About the referee comment on Theorem 4.1, we would like to mention that the form of this result mimics similar results that have been previously obtained for the correlations functions of the spin chain with different types of boundary conditions. As mentioned in Remark 2, it has of course the same formal form as in our previous work [1] with the special boundary condition (4.17). More remarkably, it has mainly the same structure as in Proposition 5.2 of [20], which stated the action of the natural basis of local operators on usual (ungauged) Bethe vectors for diagonal boundary conditions. Here, the main difference is in the last two lines of (4.12), when compared to (5.15) of [20], where we can read of explicitly the dependence from the b and bar bparameters of our current local basis. It is this relative simplicity that allows us to compute correlation functions in our current general boundary conditions.
We also agree that it is not clear how much practical may be our formulae (and our final result) for implementing a numerical setup. This is only the first step towards a full understanding of the correlation functions of the model. Nevertheless, considering the complexity of the problem of dealing with this kind of boundary conditions, we think it is important to understand first how to generalize the results which are known in the diagonal case [20] before trying to go further, and this is the purpose of the present work. A possible further and more concrete study would be for instance to try to generalize the results of [41] to this case. For more general numerical applications, the difficulty in the open chain (even for diagonal boundary conditions) is that, contrary to the periodic case [93], we lack a compact and manageable representation for the form factors as soon as we go away from the boundary. Trying to overcome this difficulty is an interesting and very challenging problem, but it should obviously be addressed first in the simpler diagonal case.
3) On the referee 3 report.
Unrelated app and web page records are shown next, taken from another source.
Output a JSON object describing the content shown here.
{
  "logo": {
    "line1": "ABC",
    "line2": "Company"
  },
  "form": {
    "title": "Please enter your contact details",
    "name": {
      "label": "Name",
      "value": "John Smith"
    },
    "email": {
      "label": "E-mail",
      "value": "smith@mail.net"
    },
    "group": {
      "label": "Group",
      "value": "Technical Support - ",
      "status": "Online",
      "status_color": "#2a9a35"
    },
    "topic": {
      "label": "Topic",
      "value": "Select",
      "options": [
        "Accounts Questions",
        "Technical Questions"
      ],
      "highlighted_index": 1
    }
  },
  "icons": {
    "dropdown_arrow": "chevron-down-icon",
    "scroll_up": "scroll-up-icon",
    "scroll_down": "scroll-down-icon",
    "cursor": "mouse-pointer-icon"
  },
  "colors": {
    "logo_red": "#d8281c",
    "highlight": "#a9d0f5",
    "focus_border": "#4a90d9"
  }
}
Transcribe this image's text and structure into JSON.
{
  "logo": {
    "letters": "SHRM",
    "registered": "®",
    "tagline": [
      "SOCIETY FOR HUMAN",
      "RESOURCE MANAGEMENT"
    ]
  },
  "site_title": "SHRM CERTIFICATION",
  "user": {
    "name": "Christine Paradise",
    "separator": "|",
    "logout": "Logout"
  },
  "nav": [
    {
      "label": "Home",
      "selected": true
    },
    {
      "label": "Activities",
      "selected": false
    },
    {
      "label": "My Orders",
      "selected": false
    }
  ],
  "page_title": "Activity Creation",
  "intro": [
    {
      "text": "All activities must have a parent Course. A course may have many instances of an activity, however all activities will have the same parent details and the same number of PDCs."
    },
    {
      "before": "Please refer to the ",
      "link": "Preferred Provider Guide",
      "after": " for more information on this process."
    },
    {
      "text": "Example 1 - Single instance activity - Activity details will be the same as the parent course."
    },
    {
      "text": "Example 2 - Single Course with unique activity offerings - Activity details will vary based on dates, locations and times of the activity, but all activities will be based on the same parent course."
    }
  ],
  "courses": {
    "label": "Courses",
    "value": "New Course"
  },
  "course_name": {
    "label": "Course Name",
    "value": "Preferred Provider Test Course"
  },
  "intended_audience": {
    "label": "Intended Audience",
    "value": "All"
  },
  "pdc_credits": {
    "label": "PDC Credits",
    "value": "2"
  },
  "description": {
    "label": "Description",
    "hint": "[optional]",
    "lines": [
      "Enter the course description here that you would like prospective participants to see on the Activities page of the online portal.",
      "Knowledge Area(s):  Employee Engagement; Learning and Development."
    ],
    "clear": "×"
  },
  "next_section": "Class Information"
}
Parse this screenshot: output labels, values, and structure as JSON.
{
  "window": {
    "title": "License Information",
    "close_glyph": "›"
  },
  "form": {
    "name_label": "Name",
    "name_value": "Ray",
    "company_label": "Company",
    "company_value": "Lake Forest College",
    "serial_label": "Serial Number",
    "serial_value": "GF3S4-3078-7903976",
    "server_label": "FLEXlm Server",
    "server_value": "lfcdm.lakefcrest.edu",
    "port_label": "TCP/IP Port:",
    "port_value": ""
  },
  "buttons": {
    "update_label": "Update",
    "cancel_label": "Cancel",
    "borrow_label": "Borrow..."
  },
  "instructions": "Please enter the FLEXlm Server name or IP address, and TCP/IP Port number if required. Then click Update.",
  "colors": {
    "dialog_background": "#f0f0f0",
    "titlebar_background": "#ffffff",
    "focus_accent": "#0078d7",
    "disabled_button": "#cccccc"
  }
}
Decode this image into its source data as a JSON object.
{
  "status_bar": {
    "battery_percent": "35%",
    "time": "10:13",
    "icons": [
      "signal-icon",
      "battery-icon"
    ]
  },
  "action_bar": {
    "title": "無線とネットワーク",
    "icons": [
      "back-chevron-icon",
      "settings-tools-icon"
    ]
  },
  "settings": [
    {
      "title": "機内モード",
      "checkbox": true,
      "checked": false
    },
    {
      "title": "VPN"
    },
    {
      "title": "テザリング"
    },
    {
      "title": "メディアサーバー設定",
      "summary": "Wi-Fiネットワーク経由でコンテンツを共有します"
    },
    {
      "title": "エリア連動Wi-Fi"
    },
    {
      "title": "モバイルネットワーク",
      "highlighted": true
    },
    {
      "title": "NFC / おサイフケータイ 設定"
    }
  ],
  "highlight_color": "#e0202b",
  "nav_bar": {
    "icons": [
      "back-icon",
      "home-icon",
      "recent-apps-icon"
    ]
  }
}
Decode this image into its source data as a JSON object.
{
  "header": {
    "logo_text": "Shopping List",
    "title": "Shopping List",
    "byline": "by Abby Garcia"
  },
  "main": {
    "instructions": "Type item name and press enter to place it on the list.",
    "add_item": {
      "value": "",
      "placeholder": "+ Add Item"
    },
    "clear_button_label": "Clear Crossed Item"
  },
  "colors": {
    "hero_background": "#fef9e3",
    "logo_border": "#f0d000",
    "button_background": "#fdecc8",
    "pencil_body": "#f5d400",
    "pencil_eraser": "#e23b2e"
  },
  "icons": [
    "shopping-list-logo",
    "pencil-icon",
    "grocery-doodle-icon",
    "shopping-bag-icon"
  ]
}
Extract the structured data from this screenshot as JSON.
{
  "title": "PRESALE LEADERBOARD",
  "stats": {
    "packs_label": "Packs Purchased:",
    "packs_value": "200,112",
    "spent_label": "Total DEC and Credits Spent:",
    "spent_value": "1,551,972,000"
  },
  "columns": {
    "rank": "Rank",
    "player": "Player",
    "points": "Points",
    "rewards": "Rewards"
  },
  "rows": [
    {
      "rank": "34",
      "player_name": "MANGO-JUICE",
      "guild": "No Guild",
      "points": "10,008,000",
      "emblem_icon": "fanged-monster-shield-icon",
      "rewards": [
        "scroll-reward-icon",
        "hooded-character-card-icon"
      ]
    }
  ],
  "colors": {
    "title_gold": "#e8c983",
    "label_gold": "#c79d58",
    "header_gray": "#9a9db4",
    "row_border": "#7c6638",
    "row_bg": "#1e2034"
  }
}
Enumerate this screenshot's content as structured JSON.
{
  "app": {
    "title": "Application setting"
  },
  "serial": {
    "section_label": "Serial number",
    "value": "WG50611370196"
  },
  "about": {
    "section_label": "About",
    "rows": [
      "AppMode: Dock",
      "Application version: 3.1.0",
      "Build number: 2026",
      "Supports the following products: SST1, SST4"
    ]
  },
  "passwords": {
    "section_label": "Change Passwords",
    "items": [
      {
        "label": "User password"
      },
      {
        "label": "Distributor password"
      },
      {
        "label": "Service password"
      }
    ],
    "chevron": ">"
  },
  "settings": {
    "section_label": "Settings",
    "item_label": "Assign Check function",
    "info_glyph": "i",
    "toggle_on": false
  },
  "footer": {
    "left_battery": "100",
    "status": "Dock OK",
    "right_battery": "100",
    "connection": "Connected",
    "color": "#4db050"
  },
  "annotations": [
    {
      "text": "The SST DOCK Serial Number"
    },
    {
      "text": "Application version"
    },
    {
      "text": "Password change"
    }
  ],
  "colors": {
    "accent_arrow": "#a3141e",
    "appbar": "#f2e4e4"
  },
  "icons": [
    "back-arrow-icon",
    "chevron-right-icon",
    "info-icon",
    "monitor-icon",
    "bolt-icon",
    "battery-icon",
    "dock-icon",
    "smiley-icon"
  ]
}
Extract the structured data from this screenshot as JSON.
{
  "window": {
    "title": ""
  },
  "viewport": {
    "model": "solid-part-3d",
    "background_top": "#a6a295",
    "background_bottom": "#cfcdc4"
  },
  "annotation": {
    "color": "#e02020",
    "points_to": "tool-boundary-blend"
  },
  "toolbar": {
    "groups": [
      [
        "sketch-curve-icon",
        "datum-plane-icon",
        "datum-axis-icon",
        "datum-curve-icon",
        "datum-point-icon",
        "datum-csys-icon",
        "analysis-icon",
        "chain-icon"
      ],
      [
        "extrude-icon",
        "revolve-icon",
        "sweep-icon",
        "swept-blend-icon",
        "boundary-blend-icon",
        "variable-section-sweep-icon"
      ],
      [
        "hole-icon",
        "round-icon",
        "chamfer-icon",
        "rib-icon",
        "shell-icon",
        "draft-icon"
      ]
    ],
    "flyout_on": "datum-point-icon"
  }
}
The referee 3 points out as a weakness the fact that we restrain ourselves to the standard TQequation. In fact, as the referee mentions, our main motivation to consider the case with one constrain is due to the fact that the problem can be reduced to the standard TQequation for which the thermodynamic analysis can be addressed on more standard basis. Instead, the unconstraint most general integrable boundary conditions naturally lead to a TQequation with one additional (inhomogeneous) term, once one asks for trigonometric polynomial Qfunctions. There exist some analyses of this most general case, but it is clearly much more difficult to deal with than the constraint case. In particular, it is not clear how to deal with the thermodynamic limit in that case, since the Bethe roots can a priori not be described by a simple density function as in the constraint case. But we agree with the referee that considering this most general case is an interesting – although difficult – open problem, which is commented as such in the conclusion.
List of changes
 small grammatical corrections, as requested by the referees
 slight modifications at the beginning of section 4 so as to better clarify the definition of the basis of local operators (4.2), as requested by referee 1
 slight modifications of section 6, just after (6.3) and around (6.7), and one sentence added in the conclusion, see our detailed answer to the request 2 of referee 1
Published as SciPost Phys. 16, 099 (2024)